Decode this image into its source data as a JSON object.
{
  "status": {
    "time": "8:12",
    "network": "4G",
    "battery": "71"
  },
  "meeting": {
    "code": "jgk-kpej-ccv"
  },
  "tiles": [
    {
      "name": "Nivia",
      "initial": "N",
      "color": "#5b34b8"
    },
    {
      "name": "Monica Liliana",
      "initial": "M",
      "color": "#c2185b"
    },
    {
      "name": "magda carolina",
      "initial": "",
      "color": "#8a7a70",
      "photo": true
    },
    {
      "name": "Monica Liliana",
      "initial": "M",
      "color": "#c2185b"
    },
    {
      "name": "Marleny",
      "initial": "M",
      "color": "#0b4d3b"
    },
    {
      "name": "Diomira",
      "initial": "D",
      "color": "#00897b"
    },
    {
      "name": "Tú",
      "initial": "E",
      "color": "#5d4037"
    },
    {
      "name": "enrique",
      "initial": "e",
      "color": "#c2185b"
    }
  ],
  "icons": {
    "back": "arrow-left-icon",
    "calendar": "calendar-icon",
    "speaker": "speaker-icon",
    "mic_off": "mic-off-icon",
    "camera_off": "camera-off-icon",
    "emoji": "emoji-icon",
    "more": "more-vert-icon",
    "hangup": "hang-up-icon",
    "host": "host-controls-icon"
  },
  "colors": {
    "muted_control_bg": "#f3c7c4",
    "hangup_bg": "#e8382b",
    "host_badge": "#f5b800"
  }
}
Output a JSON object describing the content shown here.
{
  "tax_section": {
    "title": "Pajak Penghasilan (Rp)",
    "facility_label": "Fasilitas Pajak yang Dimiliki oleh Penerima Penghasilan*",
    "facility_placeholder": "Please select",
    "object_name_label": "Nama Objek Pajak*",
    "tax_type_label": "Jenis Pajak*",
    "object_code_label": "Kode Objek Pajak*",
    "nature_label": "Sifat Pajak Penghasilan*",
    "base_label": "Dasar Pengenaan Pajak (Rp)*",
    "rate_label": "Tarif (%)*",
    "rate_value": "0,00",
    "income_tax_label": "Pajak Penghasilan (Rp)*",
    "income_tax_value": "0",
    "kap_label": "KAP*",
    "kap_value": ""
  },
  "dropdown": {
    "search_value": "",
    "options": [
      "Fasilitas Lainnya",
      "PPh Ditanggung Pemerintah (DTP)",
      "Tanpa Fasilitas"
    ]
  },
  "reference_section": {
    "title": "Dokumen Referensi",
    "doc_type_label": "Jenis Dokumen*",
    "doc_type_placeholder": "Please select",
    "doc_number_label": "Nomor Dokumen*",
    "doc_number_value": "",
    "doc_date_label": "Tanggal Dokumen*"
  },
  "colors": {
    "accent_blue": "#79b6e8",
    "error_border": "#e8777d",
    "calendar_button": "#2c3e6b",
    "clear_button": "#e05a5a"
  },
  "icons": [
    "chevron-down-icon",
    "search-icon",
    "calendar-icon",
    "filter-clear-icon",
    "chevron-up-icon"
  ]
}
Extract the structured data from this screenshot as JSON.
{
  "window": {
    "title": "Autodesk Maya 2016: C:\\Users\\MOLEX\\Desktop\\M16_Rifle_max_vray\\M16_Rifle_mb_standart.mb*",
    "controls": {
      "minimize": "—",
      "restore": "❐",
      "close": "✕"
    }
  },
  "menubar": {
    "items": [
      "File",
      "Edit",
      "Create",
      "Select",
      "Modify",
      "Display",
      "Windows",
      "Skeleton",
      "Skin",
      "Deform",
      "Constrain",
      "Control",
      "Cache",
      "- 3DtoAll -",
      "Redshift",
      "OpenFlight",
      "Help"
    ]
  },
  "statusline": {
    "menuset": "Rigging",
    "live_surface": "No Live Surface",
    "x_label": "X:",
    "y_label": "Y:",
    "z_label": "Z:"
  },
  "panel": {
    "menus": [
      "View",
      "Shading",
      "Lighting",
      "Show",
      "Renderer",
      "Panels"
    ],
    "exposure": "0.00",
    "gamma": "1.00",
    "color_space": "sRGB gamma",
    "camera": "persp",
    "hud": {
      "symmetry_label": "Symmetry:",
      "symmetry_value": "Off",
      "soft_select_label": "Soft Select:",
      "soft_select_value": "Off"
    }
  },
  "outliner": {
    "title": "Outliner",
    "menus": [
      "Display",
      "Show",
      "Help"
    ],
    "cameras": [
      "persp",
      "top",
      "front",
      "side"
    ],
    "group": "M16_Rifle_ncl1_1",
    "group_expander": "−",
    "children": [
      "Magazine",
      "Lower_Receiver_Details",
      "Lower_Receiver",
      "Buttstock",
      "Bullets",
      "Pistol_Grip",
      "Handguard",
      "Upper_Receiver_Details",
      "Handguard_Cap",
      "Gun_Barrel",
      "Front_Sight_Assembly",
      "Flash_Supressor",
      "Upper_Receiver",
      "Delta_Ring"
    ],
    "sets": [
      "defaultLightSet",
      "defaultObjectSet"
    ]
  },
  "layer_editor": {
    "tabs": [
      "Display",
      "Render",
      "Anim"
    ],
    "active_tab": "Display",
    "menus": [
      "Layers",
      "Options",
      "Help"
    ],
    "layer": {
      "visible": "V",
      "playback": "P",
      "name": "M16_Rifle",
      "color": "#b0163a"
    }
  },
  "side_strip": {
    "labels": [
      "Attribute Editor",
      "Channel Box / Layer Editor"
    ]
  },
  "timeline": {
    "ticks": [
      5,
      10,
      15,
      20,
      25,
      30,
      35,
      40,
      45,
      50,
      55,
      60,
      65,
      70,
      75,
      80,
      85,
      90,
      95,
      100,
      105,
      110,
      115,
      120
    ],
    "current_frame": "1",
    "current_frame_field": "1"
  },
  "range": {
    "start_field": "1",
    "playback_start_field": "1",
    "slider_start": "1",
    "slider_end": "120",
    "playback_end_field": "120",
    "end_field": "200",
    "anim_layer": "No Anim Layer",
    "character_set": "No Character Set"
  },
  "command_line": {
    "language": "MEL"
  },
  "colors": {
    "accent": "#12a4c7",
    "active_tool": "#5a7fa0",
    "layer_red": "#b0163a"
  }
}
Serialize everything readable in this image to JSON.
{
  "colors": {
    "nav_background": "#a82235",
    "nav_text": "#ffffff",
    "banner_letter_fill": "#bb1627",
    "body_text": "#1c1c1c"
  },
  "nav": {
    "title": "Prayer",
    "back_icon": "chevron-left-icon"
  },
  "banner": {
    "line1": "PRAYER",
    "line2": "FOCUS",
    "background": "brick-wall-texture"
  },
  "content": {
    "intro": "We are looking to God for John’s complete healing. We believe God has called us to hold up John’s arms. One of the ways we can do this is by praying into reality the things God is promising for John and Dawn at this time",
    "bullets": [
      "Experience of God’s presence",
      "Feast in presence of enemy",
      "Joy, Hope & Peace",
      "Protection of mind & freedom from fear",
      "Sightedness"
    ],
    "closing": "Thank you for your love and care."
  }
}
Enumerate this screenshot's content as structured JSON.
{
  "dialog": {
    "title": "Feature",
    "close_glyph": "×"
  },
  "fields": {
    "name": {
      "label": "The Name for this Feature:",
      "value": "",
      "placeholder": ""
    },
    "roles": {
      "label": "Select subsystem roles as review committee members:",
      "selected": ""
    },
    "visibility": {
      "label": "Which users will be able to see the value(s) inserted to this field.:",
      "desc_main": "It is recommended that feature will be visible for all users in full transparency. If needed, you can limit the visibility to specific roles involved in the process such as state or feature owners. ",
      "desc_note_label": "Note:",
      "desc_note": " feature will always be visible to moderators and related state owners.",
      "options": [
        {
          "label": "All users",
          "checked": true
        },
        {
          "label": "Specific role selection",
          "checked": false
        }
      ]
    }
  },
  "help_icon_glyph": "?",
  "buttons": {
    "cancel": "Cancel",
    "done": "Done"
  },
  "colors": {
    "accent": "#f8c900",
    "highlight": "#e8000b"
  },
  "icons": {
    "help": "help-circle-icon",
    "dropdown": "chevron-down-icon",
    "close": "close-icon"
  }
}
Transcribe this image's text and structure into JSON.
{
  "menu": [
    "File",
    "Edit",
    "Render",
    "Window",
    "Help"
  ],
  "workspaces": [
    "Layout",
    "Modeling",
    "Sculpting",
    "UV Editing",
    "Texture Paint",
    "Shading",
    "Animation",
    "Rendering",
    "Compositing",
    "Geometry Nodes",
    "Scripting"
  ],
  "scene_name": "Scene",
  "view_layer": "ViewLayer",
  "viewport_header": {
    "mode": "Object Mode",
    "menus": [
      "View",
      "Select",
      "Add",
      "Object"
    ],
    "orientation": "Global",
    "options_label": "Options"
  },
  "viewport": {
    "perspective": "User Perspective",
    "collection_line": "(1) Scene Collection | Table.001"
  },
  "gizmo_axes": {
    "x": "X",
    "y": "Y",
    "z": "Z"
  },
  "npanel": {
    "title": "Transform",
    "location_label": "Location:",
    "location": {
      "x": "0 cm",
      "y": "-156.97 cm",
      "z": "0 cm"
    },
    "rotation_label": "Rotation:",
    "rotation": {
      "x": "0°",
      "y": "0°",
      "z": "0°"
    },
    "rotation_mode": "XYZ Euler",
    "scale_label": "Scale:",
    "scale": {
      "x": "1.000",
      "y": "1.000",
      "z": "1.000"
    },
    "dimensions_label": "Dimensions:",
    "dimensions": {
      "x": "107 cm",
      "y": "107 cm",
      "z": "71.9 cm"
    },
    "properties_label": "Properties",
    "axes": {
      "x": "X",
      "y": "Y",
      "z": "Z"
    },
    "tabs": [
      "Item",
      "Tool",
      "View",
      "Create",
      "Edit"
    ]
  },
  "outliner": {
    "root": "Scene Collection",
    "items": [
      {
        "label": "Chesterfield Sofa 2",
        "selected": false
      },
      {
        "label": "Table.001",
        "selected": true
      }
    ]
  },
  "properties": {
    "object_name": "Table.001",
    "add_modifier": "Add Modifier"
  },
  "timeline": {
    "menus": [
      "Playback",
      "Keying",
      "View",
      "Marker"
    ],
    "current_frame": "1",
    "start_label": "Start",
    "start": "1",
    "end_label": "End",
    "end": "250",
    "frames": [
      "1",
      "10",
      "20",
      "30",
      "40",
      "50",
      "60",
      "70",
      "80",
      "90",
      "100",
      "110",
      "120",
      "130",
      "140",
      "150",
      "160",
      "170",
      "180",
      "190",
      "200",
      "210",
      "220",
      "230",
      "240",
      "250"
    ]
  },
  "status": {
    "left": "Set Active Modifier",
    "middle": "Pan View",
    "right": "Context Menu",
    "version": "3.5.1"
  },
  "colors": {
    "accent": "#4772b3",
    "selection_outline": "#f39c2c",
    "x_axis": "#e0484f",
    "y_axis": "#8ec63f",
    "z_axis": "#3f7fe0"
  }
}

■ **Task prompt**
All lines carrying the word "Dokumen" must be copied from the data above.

■ **Solution below**
    "title": "Dokumen Referensi",
    "doc_type_label": "Jenis Dokumen*",
    "doc_number_label": "Nomor Dokumen*",
    "doc_date_label": "Tanggal Dokumen*"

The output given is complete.